Microsoft Office Tutorials and References
In Depth Information
REVIEW OF EXCEL BASICS
You have not added minimum cash at the end of the year as a requirement, but you could add it to the
Constants section at the top of the spreadsheet (in this case the new entry would be cell C6). Assume that
you want \$50,000 as the minimum cash on hand at the end of both 2012 and 2013. Assuming that the NCP is
shown in cell C37, you could restate the formula for borrowing (cell C38) as the following:
IF(NCP>Minimum Cash, 0; otherwise, borrow enough to get to the minimum cash)
You have cell addresses for NCP (cell C37) and for Minimum Cash (cell \$C\$6). To develop the formula for
cell C38, substitute the cell address for the test argument; the true argument is simply zero (0), and the false
argument is the minimum cash minus the current NCP. The formula stated in Excel for cell C38 would be:
=IF(C37>=\$C\$6, 0, \$C\$6-C37)
Calculation of Repayment to the Bank Line of Credit
Simplify the statements first in plain language:
IF(beginning of year debt=0, repay 0 because nothing is owed), but
IF(NCP is less than the minimum, repay 0, because you must borrow), but
IF(extra cash equals or exceeds the debt, repay the whole debt),
ELSE (to stay above the minimum cash, repay the extra cash above the minimum)
Look at the following formula.

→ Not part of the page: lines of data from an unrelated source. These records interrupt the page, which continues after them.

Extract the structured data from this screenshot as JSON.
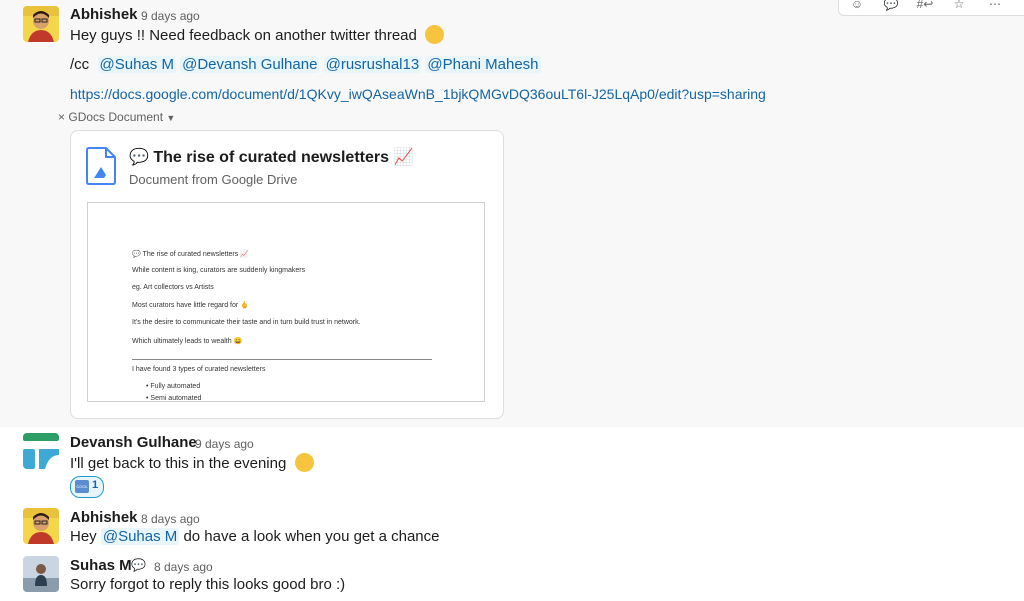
{
  "toolbar": {
    "icons": [
      "emoji-icon",
      "reply-thread-icon",
      "share-channel-icon",
      "bookmark-icon",
      "more-actions-icon"
    ],
    "labels": [
      "☺",
      "💬",
      "#↩",
      "☆",
      "⋯"
    ]
  },
  "messages": [
    {
      "author": "Abhishek",
      "time": "9 days ago",
      "text": "Hey guys !! Need feedback on another twitter thread",
      "cc_prefix": "/cc",
      "mentions": [
        "@Suhas M",
        "@Devansh Gulhane",
        "@rusrushal13",
        "@Phani Mahesh"
      ],
      "link": "https://docs.google.com/document/d/1QKvy_iwQAseaWnB_1bjkQMGvDQ36ouLT6l-J25LqAp0/edit?usp=sharing",
      "attachment": {
        "remove_icon": "×",
        "label": "GDocs Document",
        "card_title": "The rise of curated newsletters",
        "card_subtitle": "Document from Google Drive",
        "preview": {
          "title": "The rise of curated newsletters",
          "lines": [
            "While content is king, curators are suddenly kingmakers",
            "eg. Art collectors vs Artists",
            "Most curators have little regard for",
            "It's the desire to communicate their taste and in turn build trust in network.",
            "Which ultimately leads to wealth",
            "I have found 3 types of curated newsletters"
          ],
          "bullets": [
            "Fully automated",
            "Semi automated"
          ]
        }
      }
    },
    {
      "author": "Devansh Gulhane",
      "time": "9 days ago",
      "text": "I'll get back to this in the evening",
      "reaction": {
        "emoji_label": "COOL",
        "count": "1"
      }
    },
    {
      "author": "Abhishek",
      "time": "8 days ago",
      "text_before": "Hey",
      "mention": "@Suhas M",
      "text_after": "do have a look when you get a chance"
    },
    {
      "author": "Suhas M",
      "status_icon": "speech-bubble-icon",
      "time": "8 days ago",
      "text": "Sorry forgot to reply this looks good bro :)"
    }
  ],
  "colors": {
    "link": "#1264a3",
    "mention_bg": "#e8f5fa",
    "hover_bg": "#f8f8f8",
    "gdocs_blue": "#4285f4"
  }
}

If you assume that the repayment amount will be in cell C39, the
beginning-of-year debt is in cell C43, and the minimum cash target is still in cell \$C\$6, the repayment
formula for cell C39 with the nested IFs should look like the following:
=IF(C43=0,0,IF(C37<=\$C\$6,0,IF(C37-\$C\$6>=C43,C43,C37-\$C\$6)))
The new sections of the thrift shop spreadsheet would look like those in Figure C-49.
FIGURE C-49